### [Required work]
Collect every line below that contains the word "image".

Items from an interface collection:
----
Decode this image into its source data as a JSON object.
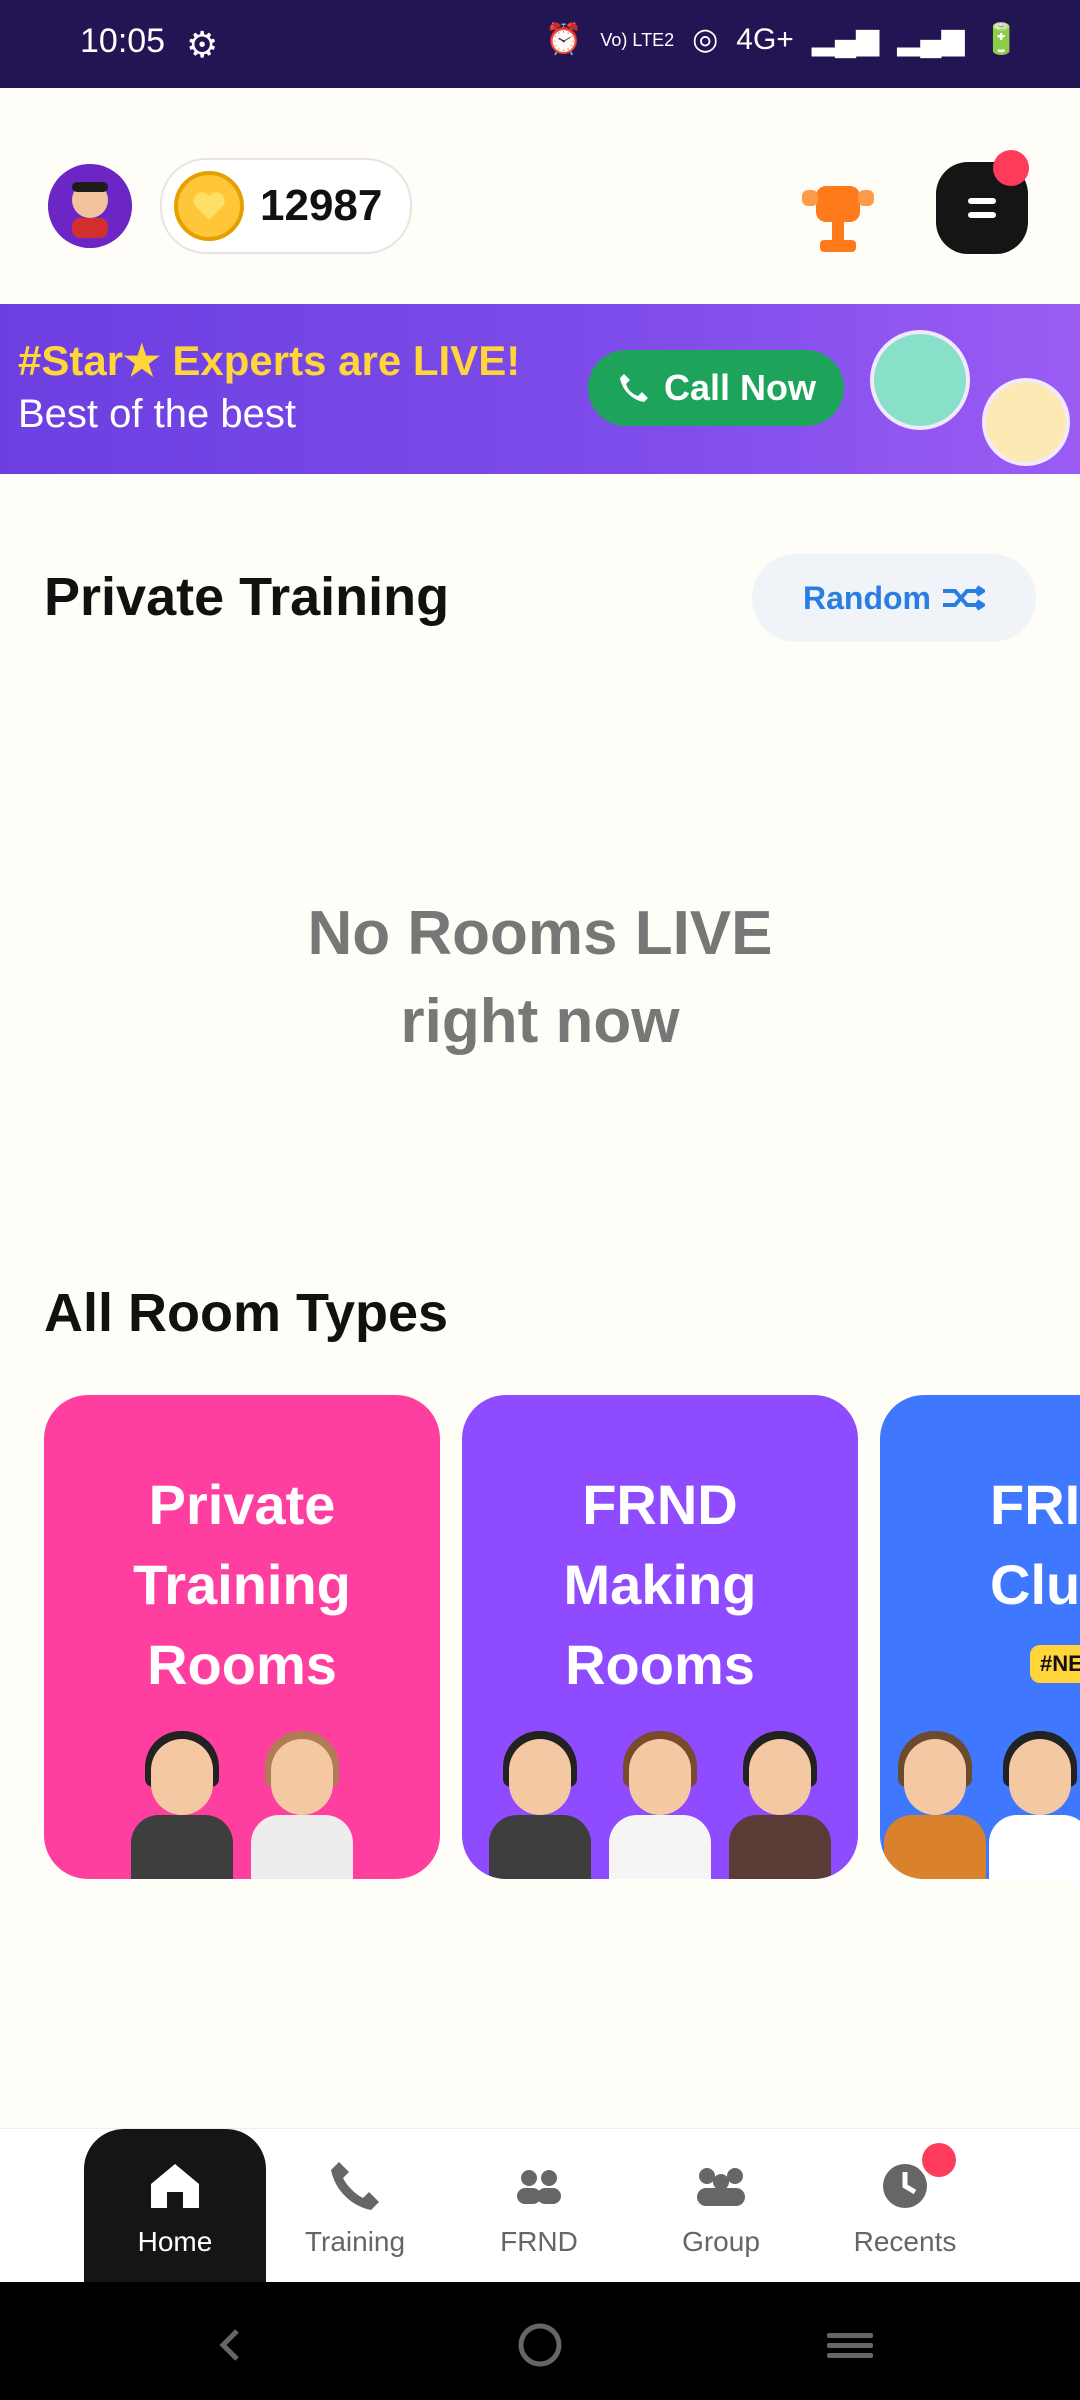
{
  "status_bar": {
    "time": "10:05",
    "network": "4G+",
    "volte": "Vo) LTE2"
  },
  "header": {
    "coins": "12987"
  },
  "banner": {
    "title": "#Star★ Experts are LIVE!",
    "subtitle": "Best of the best",
    "cta": "Call Now"
  },
  "private_training": {
    "title": "Private Training",
    "random_label": "Random"
  },
  "empty_state": {
    "line1": "No Rooms LIVE",
    "line2": "right now"
  },
  "room_types": {
    "title": "All Room Types",
    "cards": [
      {
        "title_lines": [
          "Private",
          "Training",
          "Rooms"
        ],
        "color": "#FF3FA0"
      },
      {
        "title_lines": [
          "FRND",
          "Making",
          "Rooms"
        ],
        "color": "#8E4BFF"
      },
      {
        "title_lines": [
          "FRI",
          "Clu"
        ],
        "color": "#3F78FF",
        "tag": "#NE"
      }
    ]
  },
  "bottom_nav": {
    "items": [
      {
        "label": "Home",
        "active": true
      },
      {
        "label": "Training"
      },
      {
        "label": "FRND"
      },
      {
        "label": "Group"
      },
      {
        "label": "Recents"
      }
    ]
  },
  "colors": {
    "accent": "#2A7EE2",
    "statusbar": "#231453",
    "banner": "#7C4BE9"
  }
}
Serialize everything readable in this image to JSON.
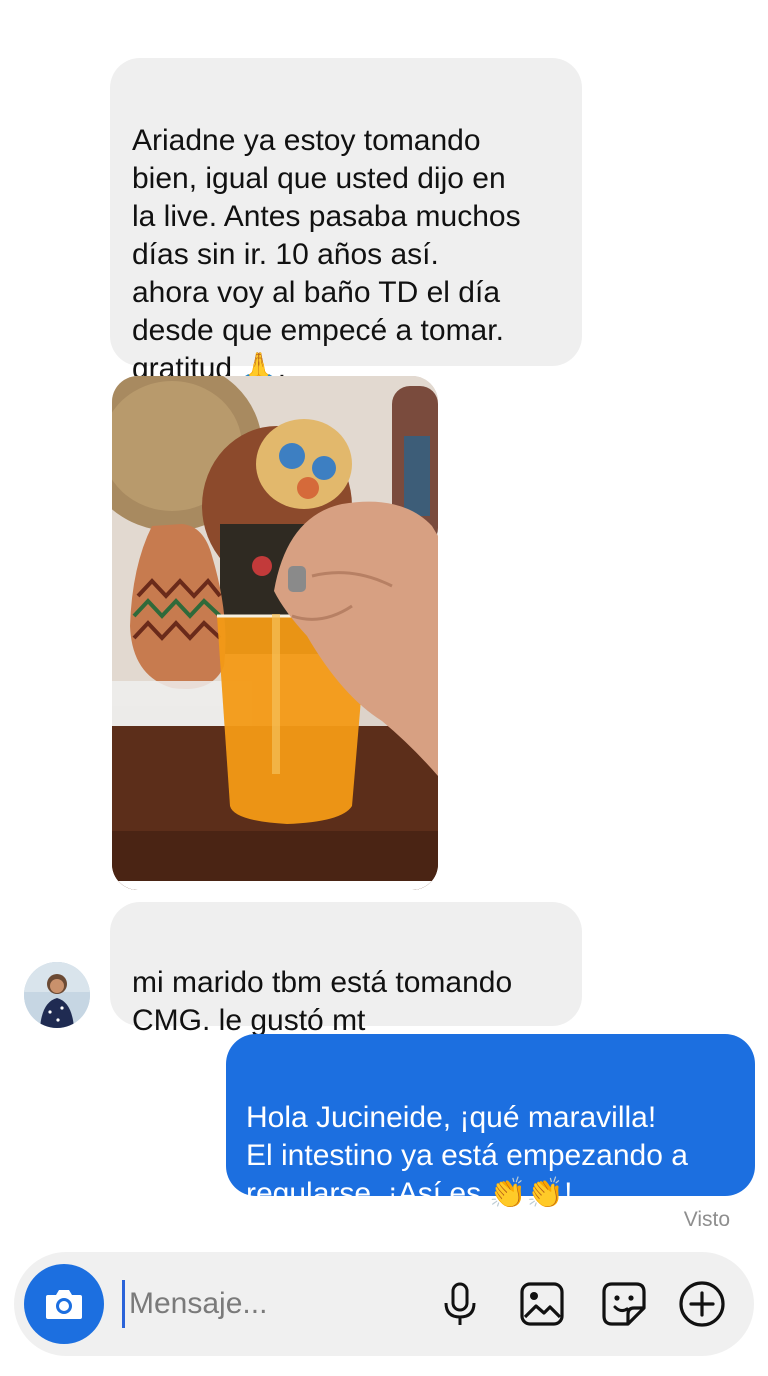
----
### [Task solution]
Decode this image into its source data as a JSON object.
Serialize everything readable in this image to JSON.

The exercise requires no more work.